Those reviews, which went up Tuesday evening after the embargo lifted, do cover some of the positives: a strong beginning, the introduction of Wonder Woman, and aspects of Jesse Eisenberg’s performance. But overall the film was panned with critics calling it “a messy spectacle,” “a film so bad it wears you down and makes you wonder if there was ever such a thing as a hero anyway,” “incoherently structured,” and “even Wonder Woman can’t save this unholy mess.”
Currently, Batman v Superman has a 41 percent rating over at Rotten Tomatoes, which is an even lower score than Man of Steel, a movie that director Zack Snyder is still defending three years later.
Batman v Superman will likely be a massive box office hit no matter what critics say. It’s already made between $20-25 million in advance ticket sales with experts predicting that it may make up to $140 million in its opening weekend. And for many, the reviews have been amusing to read.
But that hasn’t stopped some Batman, Superman, and DC Comics fans from claiming that Disney and Marvel are paying film critics to post bad reviews to ruin Batman v Superman’s success.
The idea of film critics being paid for reviews by movie studios was floated earlier this year by screenwriter Max Landis (Chronicle, Victor Frankenstein), who has received some negative film reviews during his career. He later retracted it once critics denied it and asked him for names. Even Roger Ebert has debunked the idea that critics are paid for reviews in a 1994 review.
But that doesn’t seem to be evidence enough for some Batman v Superman fans.
All you Disney puppets who conspired against BvS Wil get what's coming to you!— Ggddf (@dcfanboyyyy) March 23, 2016
The conspiracy theorists have in turn triggered a wave of people making fun of their suspicion that the negative Batman vs Superman reviews were orchestrated by Disney.
I like how even though early reviews are positive, there's conspiracy theories for why critics will dislike Batman vs. Superman.— Stephan Krosecz (@Krosecz) March 22, 2016
people seem very convinced that there is some kind of conspiracy behind the poor reviews of #BvS and honestly, why.— Katsian Andor (@dogunderwater) March 23, 2016
Movie critics don't like a movie – well, it's a conspiracy!— Mathew Buck (@FB_BMB) March 23, 2016
Yeah, I'm sure that's it, fanboys.
Screen Rant also quashed the idea that critics are being paid, saying that if someone had it would’ve gotten out by now.
“There’s simply no evidence to support it—not even the ‘jet fuel can’t melt steel beams’ class of evidence associated with other conspiracy theories,” H. Shaw-Williams wrote. “There are occasional claims along the same lines as Landis’—supposed hearsay conveniently devoid of any specifics—but if this were really happening then you would think that at least one person among a group of professionals who are perpetually hungry for a scandal would have heard about it and published the details.”
While most people may believe the Disney conspiracy is bollocks, there is a stronger consensus that even if critics aren’t taking money for reviews, there is a Marvel bias among some critics, or at the very least an anti-DC Comics bias.
Critics will hate on 'BATMAN V SUPERMAN' to feed off your fears then pretend to love it a week before to feed off your excitement.
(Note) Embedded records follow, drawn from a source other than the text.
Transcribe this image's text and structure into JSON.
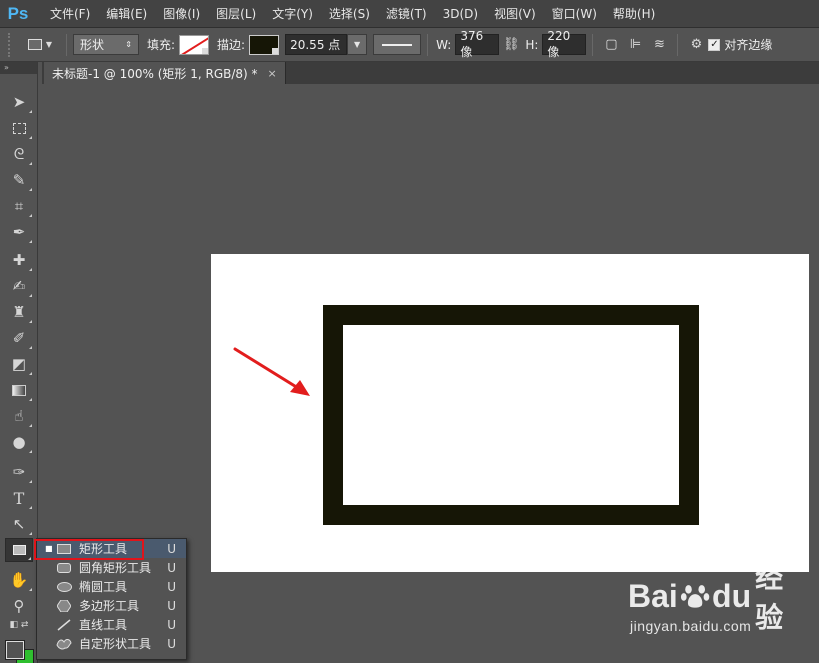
{
  "app": {
    "logo": "Ps",
    "accent": "#4fb8f5"
  },
  "menu": [
    "文件(F)",
    "编辑(E)",
    "图像(I)",
    "图层(L)",
    "文字(Y)",
    "选择(S)",
    "滤镜(T)",
    "3D(D)",
    "视图(V)",
    "窗口(W)",
    "帮助(H)"
  ],
  "options": {
    "mode_value": "形状",
    "fill_label": "填充:",
    "stroke_label": "描边:",
    "stroke_width": "20.55 点",
    "w_label": "W:",
    "w_value": "376 像",
    "h_label": "H:",
    "h_value": "220 像",
    "align_edges_label": "对齐边缘",
    "fill_color": "#ffffff",
    "stroke_color": "#161606"
  },
  "document": {
    "tab_title": "未标题-1 @ 100% (矩形 1, RGB/8) *",
    "close_glyph": "×",
    "canvas_color": "#ffffff"
  },
  "toolbox": {
    "header": "»"
  },
  "flyout": {
    "items": [
      {
        "label": "矩形工具",
        "shortcut": "U",
        "icon": "rectangle-icon"
      },
      {
        "label": "圆角矩形工具",
        "shortcut": "U",
        "icon": "rounded-rectangle-icon"
      },
      {
        "label": "椭圆工具",
        "shortcut": "U",
        "icon": "ellipse-icon"
      },
      {
        "label": "多边形工具",
        "shortcut": "U",
        "icon": "polygon-icon"
      },
      {
        "label": "直线工具",
        "shortcut": "U",
        "icon": "line-icon"
      },
      {
        "label": "自定形状工具",
        "shortcut": "U",
        "icon": "custom-shape-icon"
      }
    ],
    "selected_marker": "■",
    "highlight_color": "#e0141b"
  },
  "watermark": {
    "brand_a": "Bai",
    "brand_b": "du",
    "brand_cn": "经验",
    "url": "jingyan.baidu.com"
  }
}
Trash.— ComicBook NOW! (@ComicBookNOW) March 19, 2016
The Critics Are In Disney's Pockets conspiracy is absurd, but it does seem like some of you are going out of your way to bash the thing— William Bruce West (@williambwest) March 23, 2016
If you're angry about critic reviews, be angry that critics can't see past the marvel formula. Don't create conspiracy theories— a guy hit me over the head with a bat (@Damac1214) March 23, 2016
@rron007 I tend to not believe the whole "Disney pays critics" bs, but stop acting like there isn't any bias when crap like Thor 2 is at 66%— Olieeeeeeee (@OlieDaOwl) March 23, 2016
Ultimately, it won’t really matter what the critics think. They’ve said their piece, and nothing they say will deter fans from seeing or even enjoying the movie. Chances are, you might hate movies that critics adore and vice-versa, but a negative review doesn’t automatically equal a conspiracy. Soon enough, we’ll all be seeing it and opinions are sure to be all over the board.
Until then, we have the reviews.
Bad reviews of a movie don't matter.— Dan Slott (@DanSlott) March 23, 2016
All that matters is whether YOU like it.
H/T Film School Rejects | Screengrab via Warner Bros. Pictures/YouTube